While the impact investing industry has, understandably, been focused largely on its supply-side efforts to mobilize and place capital, its leading organizations have done relatively less work on actively developing the capacity of ventures to effectively prepare for capital infusion and to use it effectively. This has meant that the field has not been able to move the needle as far as it would like to increase the number of investment-ready opportunities in its target regions and sectors. One important task on the demand side is finding scalable business models that are ready to receive investment.
Social measurement continues to be one of the most active areas in the field of impact investing. Efforts on impact assessment have accelerated over the past four years, though there is still much more work to be done. A number of global projects have gained visibility and momentum in recent years with the shared goal of providing a common set of tools on social measurement for investors, in particular. At the same time, a host of smaller, decentralized initiatives in impact assessment continues to exist, and even to proliferate at the sector and organizational levels. Leaders in the field must find new ways of integrating and achieving synergies across the two levels of activity.
Creating an Enabling Environment
Governments can play important direct and indirect roles in creating a policy environment that fosters, rather than hinders, the growth of impact investing. Governments can encourage impact investing through appropriate investment rules, targeted co-investment, taxation, subsidies and procurement, as well as corporate legislation and capacity development that enable the efforts of investors, intermediaries and enterprises in this space. The last two years, in particular, have seen research and networking by the industry to connect policy experience and actors around the world, and to jointly produce new knowledge and tools to support governments. The prime vehicle for this work is the Impact Investing Policy Collaborative (IIPC), whose policy framework is gaining wider usage.
Over the past four years, a growing number of organizations have come to play key leadership roles in the building of the impact investing field. In particular, the Rockefeller Foundation provided grants and PRIs to a group of some 30 core allies, including the GIIN, IRIS and GIIRS, to help build collective action platforms, create standards and rating systems, scale up intermediaries, and engage in research and action. Leadership activity was undertaken in parallel in other fields as well, including socially responsible investing, community development finance and clean technology. By the end of 2011, most impact investing leaders agreed that good progress had been made in organizing their new field, and that the collective effort must move to focus now on the execution of investments and the implementation of models, policies and tools.

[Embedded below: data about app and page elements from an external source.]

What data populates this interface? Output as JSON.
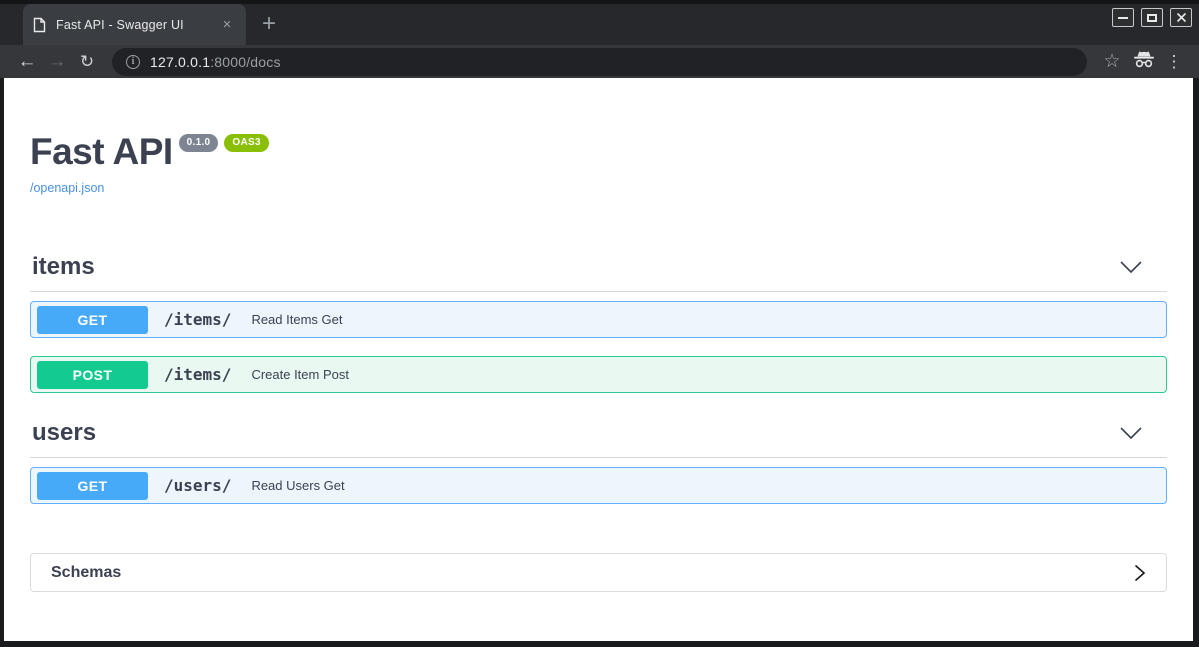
{
  "window": {
    "tab_title": "Fast API - Swagger UI"
  },
  "browser": {
    "url": {
      "host": "127.0.0.1",
      "rest": ":8000/docs"
    }
  },
  "icons": {
    "back": "←",
    "forward": "→",
    "reload": "↻",
    "star": "☆",
    "menu": "⋮",
    "tab_close": "×",
    "new_tab": "+",
    "info": "i"
  },
  "page": {
    "title": "Fast API",
    "version_badge": "0.1.0",
    "oas_badge": "OAS3",
    "spec_link": "/openapi.json",
    "sections": [
      {
        "name": "items",
        "operations": [
          {
            "method": "GET",
            "path": "/items/",
            "summary": "Read Items Get"
          },
          {
            "method": "POST",
            "path": "/items/",
            "summary": "Create Item Post"
          }
        ]
      },
      {
        "name": "users",
        "operations": [
          {
            "method": "GET",
            "path": "/users/",
            "summary": "Read Users Get"
          }
        ]
      }
    ],
    "schemas_label": "Schemas"
  },
  "colors": {
    "get_btn": "#47aaf8",
    "get_border": "#61affe",
    "get_bg": "#edf5fd",
    "post_btn": "#13ca90",
    "post_border": "#2cc991",
    "post_bg": "#eaf8f2",
    "version_badge_bg": "#7d8492",
    "oas_badge_bg": "#89bf04",
    "link": "#4990e2",
    "heading": "#3b4151"
  }
}
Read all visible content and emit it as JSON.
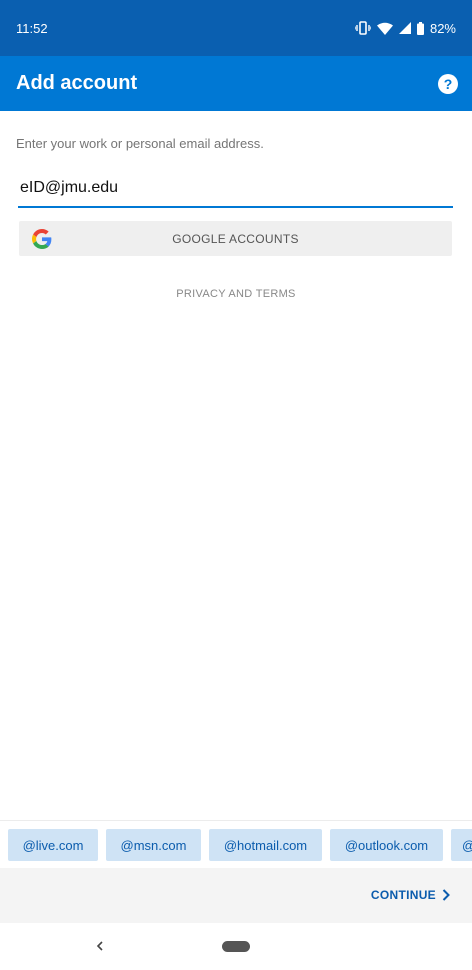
{
  "status_bar": {
    "time": "11:52",
    "battery": "82%",
    "icons": [
      "vibrate-icon",
      "wifi-icon",
      "signal-icon",
      "battery-icon"
    ]
  },
  "app_bar": {
    "title": "Add account",
    "help_icon": "question-mark-icon",
    "help_glyph": "?"
  },
  "form": {
    "prompt": "Enter your work or personal email address.",
    "email_value": "eID@jmu.edu",
    "google_button_label": "GOOGLE ACCOUNTS",
    "privacy_link": "PRIVACY AND TERMS"
  },
  "domain_suggestions": [
    "@live.com",
    "@msn.com",
    "@hotmail.com",
    "@outlook.com",
    "@"
  ],
  "bottom_bar": {
    "continue_label": "CONTINUE"
  },
  "colors": {
    "status_bar": "#0a5fb0",
    "app_bar": "#0078d4",
    "accent": "#0b5cad",
    "chip_bg": "#cfe3f5"
  }
}
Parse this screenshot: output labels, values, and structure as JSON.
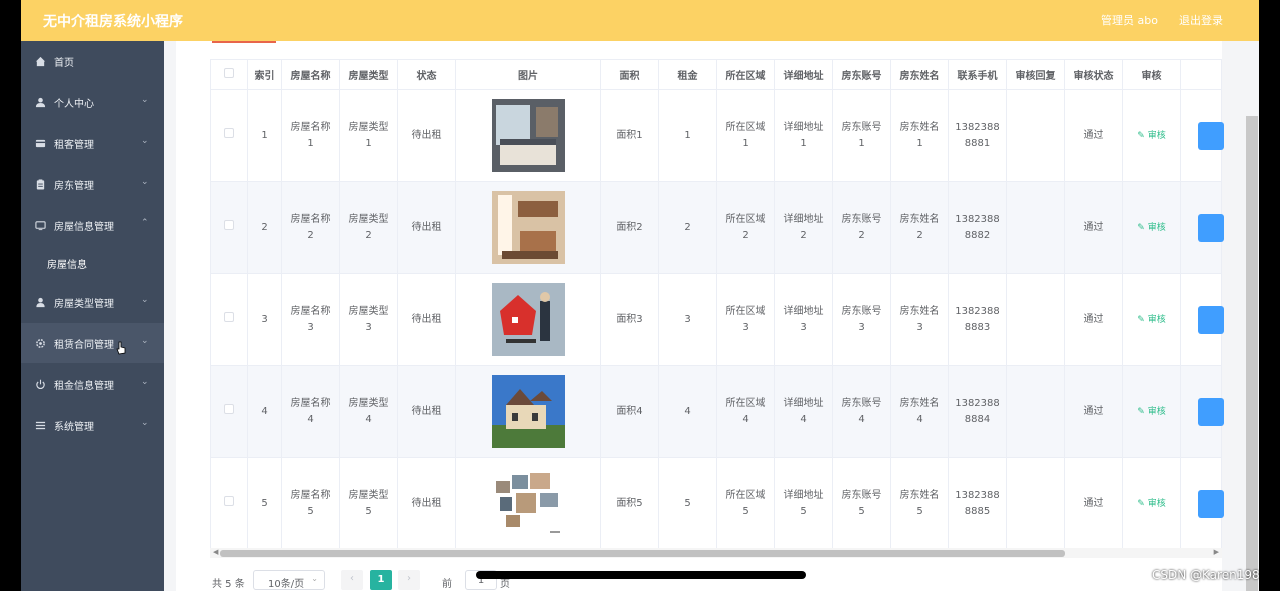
{
  "header": {
    "title": "无中介租房系统小程序",
    "admin": "管理员 abo",
    "logout": "退出登录"
  },
  "sidebar": {
    "items": [
      {
        "label": "首页",
        "icon": "home-icon",
        "chevron": ""
      },
      {
        "label": "个人中心",
        "icon": "user-icon",
        "chevron": "⌄"
      },
      {
        "label": "租客管理",
        "icon": "card-icon",
        "chevron": "⌄"
      },
      {
        "label": "房东管理",
        "icon": "clipboard-icon",
        "chevron": "⌄"
      },
      {
        "label": "房屋信息管理",
        "icon": "monitor-icon",
        "chevron": "⌃"
      },
      {
        "label": "房屋信息",
        "icon": "",
        "chevron": ""
      },
      {
        "label": "房屋类型管理",
        "icon": "person-icon",
        "chevron": "⌄"
      },
      {
        "label": "租赁合同管理",
        "icon": "gear-icon",
        "chevron": "⌄"
      },
      {
        "label": "租金信息管理",
        "icon": "power-icon",
        "chevron": "⌄"
      },
      {
        "label": "系统管理",
        "icon": "menu-icon",
        "chevron": "⌄"
      }
    ]
  },
  "table": {
    "headers": [
      "",
      "索引",
      "房屋名称",
      "房屋类型",
      "状态",
      "图片",
      "面积",
      "租金",
      "所在区域",
      "详细地址",
      "房东账号",
      "房东姓名",
      "联系手机",
      "审核回复",
      "审核状态",
      "审核",
      ""
    ],
    "rows": [
      {
        "index": "1",
        "name": [
          "房屋名称",
          "1"
        ],
        "type": [
          "房屋类型",
          "1"
        ],
        "status": "待出租",
        "area": "面积1",
        "rent": "1",
        "region": [
          "所在区域",
          "1"
        ],
        "address": [
          "详细地址",
          "1"
        ],
        "account": [
          "房东账号",
          "1"
        ],
        "owner": [
          "房东姓名",
          "1"
        ],
        "phone": [
          "1382388",
          "8881"
        ],
        "reply": "",
        "audit_status": "通过",
        "audit": "审核"
      },
      {
        "index": "2",
        "name": [
          "房屋名称",
          "2"
        ],
        "type": [
          "房屋类型",
          "2"
        ],
        "status": "待出租",
        "area": "面积2",
        "rent": "2",
        "region": [
          "所在区域",
          "2"
        ],
        "address": [
          "详细地址",
          "2"
        ],
        "account": [
          "房东账号",
          "2"
        ],
        "owner": [
          "房东姓名",
          "2"
        ],
        "phone": [
          "1382388",
          "8882"
        ],
        "reply": "",
        "audit_status": "通过",
        "audit": "审核"
      },
      {
        "index": "3",
        "name": [
          "房屋名称",
          "3"
        ],
        "type": [
          "房屋类型",
          "3"
        ],
        "status": "待出租",
        "area": "面积3",
        "rent": "3",
        "region": [
          "所在区域",
          "3"
        ],
        "address": [
          "详细地址",
          "3"
        ],
        "account": [
          "房东账号",
          "3"
        ],
        "owner": [
          "房东姓名",
          "3"
        ],
        "phone": [
          "1382388",
          "8883"
        ],
        "reply": "",
        "audit_status": "通过",
        "audit": "审核"
      },
      {
        "index": "4",
        "name": [
          "房屋名称",
          "4"
        ],
        "type": [
          "房屋类型",
          "4"
        ],
        "status": "待出租",
        "area": "面积4",
        "rent": "4",
        "region": [
          "所在区域",
          "4"
        ],
        "address": [
          "详细地址",
          "4"
        ],
        "account": [
          "房东账号",
          "4"
        ],
        "owner": [
          "房东姓名",
          "4"
        ],
        "phone": [
          "1382388",
          "8884"
        ],
        "reply": "",
        "audit_status": "通过",
        "audit": "审核"
      },
      {
        "index": "5",
        "name": [
          "房屋名称",
          "5"
        ],
        "type": [
          "房屋类型",
          "5"
        ],
        "status": "待出租",
        "area": "面积5",
        "rent": "5",
        "region": [
          "所在区域",
          "5"
        ],
        "address": [
          "详细地址",
          "5"
        ],
        "account": [
          "房东账号",
          "5"
        ],
        "owner": [
          "房东姓名",
          "5"
        ],
        "phone": [
          "1382388",
          "8885"
        ],
        "reply": "",
        "audit_status": "通过",
        "audit": "审核"
      }
    ]
  },
  "pagination": {
    "total": "共 5 条",
    "page_size": "10条/页",
    "current": "1",
    "goto_label": "前往",
    "goto_value": "1",
    "page_word": "页"
  },
  "watermark": "CSDN @Karen198",
  "colors": {
    "header": "#fcd264",
    "sidebar": "#3f4b5d",
    "accent": "#27b3a0",
    "audit": "#2fbd8b",
    "button": "#409eff"
  }
}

Opportunities and Directions: What’s Next?
Overall, our scan of the impact investing sector’s progress over the past four years has shown that the field has moved decisively from the “uncoordinated innovation” phase in the Monitor Report schema to a sustained “marketplace-building” phase. Within this phase, it is also clear that the industry is shifting from a period focused on organizing itself and establishing initial infrastructure to one much more clearly focused on implementation. Indeed, leaders whom we interviewed and other champions of the field more frequently speak of the need to move into an “era of execution.” This is entirely appropriate. To this, however, we would add: an era of acceleration and execution. There are some very concrete steps that can, and should, be taken in order to make such an era a reality.